* Investors have increasing confidence in oil markets
* Brent, WTI forward curves above $50/b: tmsnrt.rs/2dz0bQH
By Henning Gloystein
SINGAPORE, Oct 7 U.S. oil futures held above $50
per barrel on Friday as the entire crude forward curve pushed
above above that level in a sign that financial markets have
increasing confidence in the sector.
U.S. West Texas Intermediate (WTI) crude futures
settled at $50.44 per barrel on Thursday - the first settlement
above $50 since June 24 - and were trading on Friday up three
cents at $50.47 per barrel at 0123 GMT.
International Brent crude futures already moved over
$50 at the start of this week, and were trading at $52.51 per
barrel at 0123 GMT on Friday, flat with their last settlement.
With both front-month contracts above $50 per barrel and
each forward curve in contango, in which contracts for future
delivery are more expensive than those for immediate sale, the
entire crude futures complex has moved back over $50 per barrel.
"There is still no end in sight for the current bullish run.
Speculators have been buying every short-term dip, a strategy
that has evidently been working very well so far," said Fawad
Razaqzada, market analyst at futures brokerage Forex.com.
"This trend could well continue for some yet as after all
crude oil's fundamental outlook continues to improve: as well as
the planned OPEC oil output cut, we have seen surprise inventory
destocking in the U.S. for five straight weeks now.
Consequently, U.S. oil stocks have now fallen below 500 million
barrels for the first time since January," he added.
The Organization of the Petroleum Exporting Countries (OPEC)
plans to agree on a coordinated production cut when it next

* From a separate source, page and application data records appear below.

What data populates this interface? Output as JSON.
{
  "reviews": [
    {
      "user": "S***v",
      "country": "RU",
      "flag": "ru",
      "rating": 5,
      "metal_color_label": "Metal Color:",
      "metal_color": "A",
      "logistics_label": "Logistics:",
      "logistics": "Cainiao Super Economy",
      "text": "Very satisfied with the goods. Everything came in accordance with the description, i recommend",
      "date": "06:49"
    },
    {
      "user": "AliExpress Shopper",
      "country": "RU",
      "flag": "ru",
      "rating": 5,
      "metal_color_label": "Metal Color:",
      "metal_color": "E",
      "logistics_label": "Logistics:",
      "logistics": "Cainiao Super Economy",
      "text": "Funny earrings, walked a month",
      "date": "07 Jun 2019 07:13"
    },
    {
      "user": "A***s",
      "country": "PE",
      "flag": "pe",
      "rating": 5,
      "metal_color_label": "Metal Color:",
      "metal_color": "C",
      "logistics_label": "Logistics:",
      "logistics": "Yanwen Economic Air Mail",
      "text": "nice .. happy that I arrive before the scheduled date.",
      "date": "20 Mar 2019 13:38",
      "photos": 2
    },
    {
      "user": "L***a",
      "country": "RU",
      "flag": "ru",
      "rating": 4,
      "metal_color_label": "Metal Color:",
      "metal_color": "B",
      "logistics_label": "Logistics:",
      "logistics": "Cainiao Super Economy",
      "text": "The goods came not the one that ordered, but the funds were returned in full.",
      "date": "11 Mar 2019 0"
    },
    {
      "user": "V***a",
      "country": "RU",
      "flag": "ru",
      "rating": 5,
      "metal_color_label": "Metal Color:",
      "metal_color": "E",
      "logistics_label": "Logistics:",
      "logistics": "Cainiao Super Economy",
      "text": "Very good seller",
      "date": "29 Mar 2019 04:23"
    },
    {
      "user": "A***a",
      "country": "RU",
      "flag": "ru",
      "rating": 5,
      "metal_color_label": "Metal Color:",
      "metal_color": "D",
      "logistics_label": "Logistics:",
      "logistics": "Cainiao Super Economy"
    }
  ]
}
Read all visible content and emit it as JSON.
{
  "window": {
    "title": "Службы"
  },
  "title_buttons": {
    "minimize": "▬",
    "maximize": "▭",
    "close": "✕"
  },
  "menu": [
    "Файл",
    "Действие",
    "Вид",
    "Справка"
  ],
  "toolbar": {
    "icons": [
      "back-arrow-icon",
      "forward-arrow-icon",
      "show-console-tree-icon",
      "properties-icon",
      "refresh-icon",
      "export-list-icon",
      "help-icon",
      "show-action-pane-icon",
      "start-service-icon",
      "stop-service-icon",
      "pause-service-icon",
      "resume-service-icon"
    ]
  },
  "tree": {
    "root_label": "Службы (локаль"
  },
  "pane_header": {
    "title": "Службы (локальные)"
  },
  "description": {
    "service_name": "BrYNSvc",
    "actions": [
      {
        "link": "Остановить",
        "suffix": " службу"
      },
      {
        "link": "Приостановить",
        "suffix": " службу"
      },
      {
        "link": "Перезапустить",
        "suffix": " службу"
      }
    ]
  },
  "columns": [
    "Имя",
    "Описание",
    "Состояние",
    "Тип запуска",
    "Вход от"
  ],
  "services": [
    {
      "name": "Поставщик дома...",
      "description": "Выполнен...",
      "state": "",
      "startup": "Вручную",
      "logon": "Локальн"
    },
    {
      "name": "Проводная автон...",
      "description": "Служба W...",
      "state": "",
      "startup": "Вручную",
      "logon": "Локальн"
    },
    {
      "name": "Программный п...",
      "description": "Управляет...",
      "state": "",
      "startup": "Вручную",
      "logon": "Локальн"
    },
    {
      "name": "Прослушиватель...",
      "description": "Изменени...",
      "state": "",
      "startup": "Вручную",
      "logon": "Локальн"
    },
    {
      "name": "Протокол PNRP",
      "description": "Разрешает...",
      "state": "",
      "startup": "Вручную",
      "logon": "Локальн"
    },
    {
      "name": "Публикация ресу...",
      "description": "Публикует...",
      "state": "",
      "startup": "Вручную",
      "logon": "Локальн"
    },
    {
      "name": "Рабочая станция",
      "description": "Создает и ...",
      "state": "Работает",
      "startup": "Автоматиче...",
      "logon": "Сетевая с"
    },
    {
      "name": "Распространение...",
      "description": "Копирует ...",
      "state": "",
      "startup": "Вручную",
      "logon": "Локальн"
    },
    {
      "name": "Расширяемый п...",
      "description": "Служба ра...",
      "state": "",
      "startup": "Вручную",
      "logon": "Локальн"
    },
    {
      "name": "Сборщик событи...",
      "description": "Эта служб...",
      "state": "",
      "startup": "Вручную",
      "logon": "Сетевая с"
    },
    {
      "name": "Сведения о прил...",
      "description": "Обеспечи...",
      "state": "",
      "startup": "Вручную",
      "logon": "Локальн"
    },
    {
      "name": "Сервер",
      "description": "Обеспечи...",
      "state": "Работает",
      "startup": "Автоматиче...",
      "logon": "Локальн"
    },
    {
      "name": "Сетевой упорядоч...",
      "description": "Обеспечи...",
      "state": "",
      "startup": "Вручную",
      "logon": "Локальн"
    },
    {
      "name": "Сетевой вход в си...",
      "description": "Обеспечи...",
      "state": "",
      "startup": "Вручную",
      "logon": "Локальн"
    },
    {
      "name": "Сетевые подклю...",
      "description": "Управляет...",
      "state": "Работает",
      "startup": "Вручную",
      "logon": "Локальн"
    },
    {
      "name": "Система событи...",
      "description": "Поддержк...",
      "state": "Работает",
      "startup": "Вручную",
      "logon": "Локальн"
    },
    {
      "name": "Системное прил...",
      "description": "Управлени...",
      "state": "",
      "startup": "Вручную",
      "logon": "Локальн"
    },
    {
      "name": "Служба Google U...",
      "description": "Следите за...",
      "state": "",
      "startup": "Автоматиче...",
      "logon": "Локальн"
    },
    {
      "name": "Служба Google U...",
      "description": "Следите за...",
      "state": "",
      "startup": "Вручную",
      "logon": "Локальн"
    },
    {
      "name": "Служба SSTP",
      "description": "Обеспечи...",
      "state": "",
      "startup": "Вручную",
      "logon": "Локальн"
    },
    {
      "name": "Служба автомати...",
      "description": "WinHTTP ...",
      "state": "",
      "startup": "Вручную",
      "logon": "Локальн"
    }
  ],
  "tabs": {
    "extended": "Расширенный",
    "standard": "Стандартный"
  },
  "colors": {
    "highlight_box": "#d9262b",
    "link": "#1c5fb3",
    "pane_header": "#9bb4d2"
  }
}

meets in late November, in a bid to rein in a global fuel supply
overhang that has dogged prices for the last two years.
"OPEC kept the heat on oil prices overnight. The Algerian
Energy Minister saying that OPEC could cut by more than the 0.5
million barrels per day initial agreement," said Jeffrey Halley
of brokerage OANDA in Singapore.
"More significantly representatives of both OPEC and
Non-OPEC producers will meet for a tete-a-tete on the sidelines
of yet another energy conference next week."
Despite the increasing confidence by financial oil traders
in higher prices, the physical market remains relatively weak.
In a sign of ongoing oversupply and price competition
between producers, top exporter Saudi Arabia cut its benchmark
crude prices to Asia this week, and analysts at JBC Energy
warned that there was "a growing disconnect between the physical
and the financial (oil) market" which would eventually have to
(Reporting by Henning Gloystein; Editing by Richard Pullin)